"Excess nutrition currently takes more lives in some countries in South Asia and North Africa, about 2.4 million per year, than hunger, which makes it clear that 'malnutrition' is a much more widespread phenomenon than hunger, "warned CRE.
The situation in the Horn of Africa
During the press conference to present the report, the delegate of the Spanish Red Cross in Kenya, Pablo Díez de la Lastra, affirmed that the current food crisis in the Horn of Africa "is not new", but it has attracted international attention and "it comes out more in the media" because of the situation of the Somali refugees and the conflict in Somalia, "which is partially a consequence of the extreme and permanent need that the Horn of Africa suffers".

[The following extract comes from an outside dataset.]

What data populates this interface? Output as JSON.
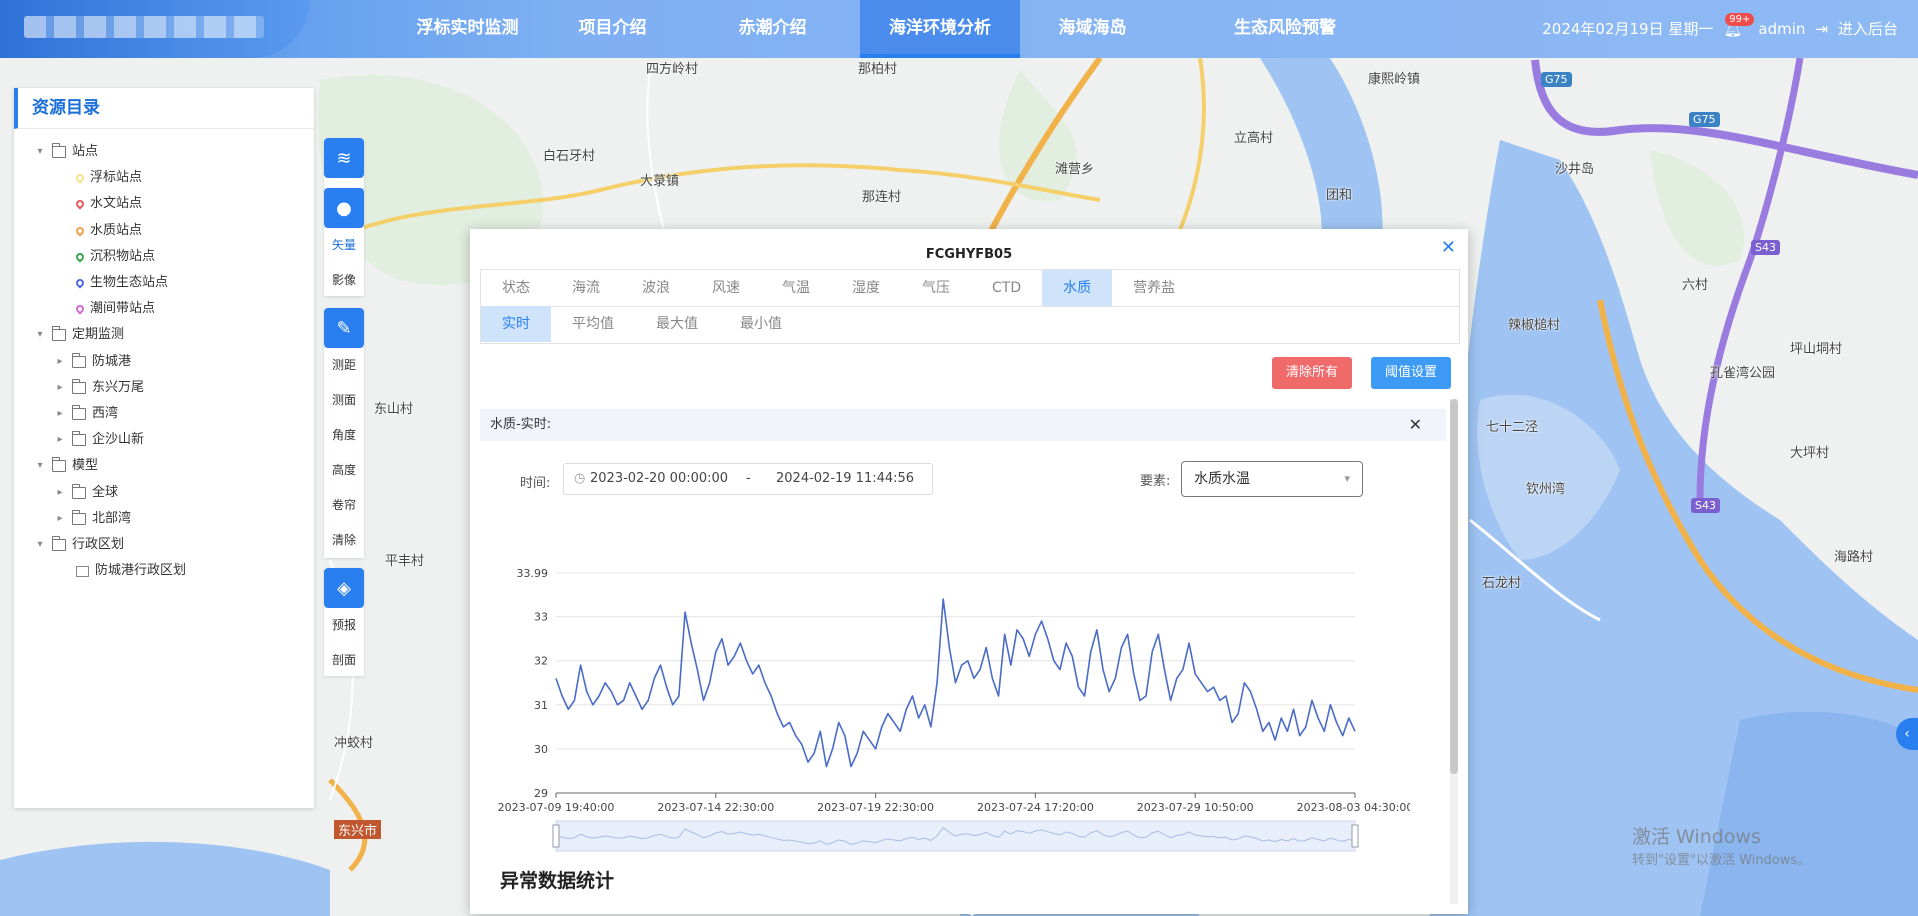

According to the delegate of CRE, thirteen million people are affected by hunger and between 20 and 25 percent of children suffer from malnutrition in the Horn of Africa. "It is the worst drought of the last 60 years" and affects not only the crops, but the livestock of some largely pastoral populations.
According to Pablo Díez, the international response has been "delayed", despite being a "announced crisis". However, he said, the Red Cross has the "firm hope" that, in addition to short-term humanitarian interventions, "that save lives", governments, international organizations, humanitarian agencies and civil society, put in place " permanent mechanisms "that reinforce the capacities of the communities, improve their resistance to crises, and prevent these situations from recurring.
Spanish Red Cross has raised around four million euros to alleviate the food crisis in the Horn of Africa, much less than the 45 million received by the earthquake in Haiti, explained Antoni Bruel.
Source: EUROPE PRESS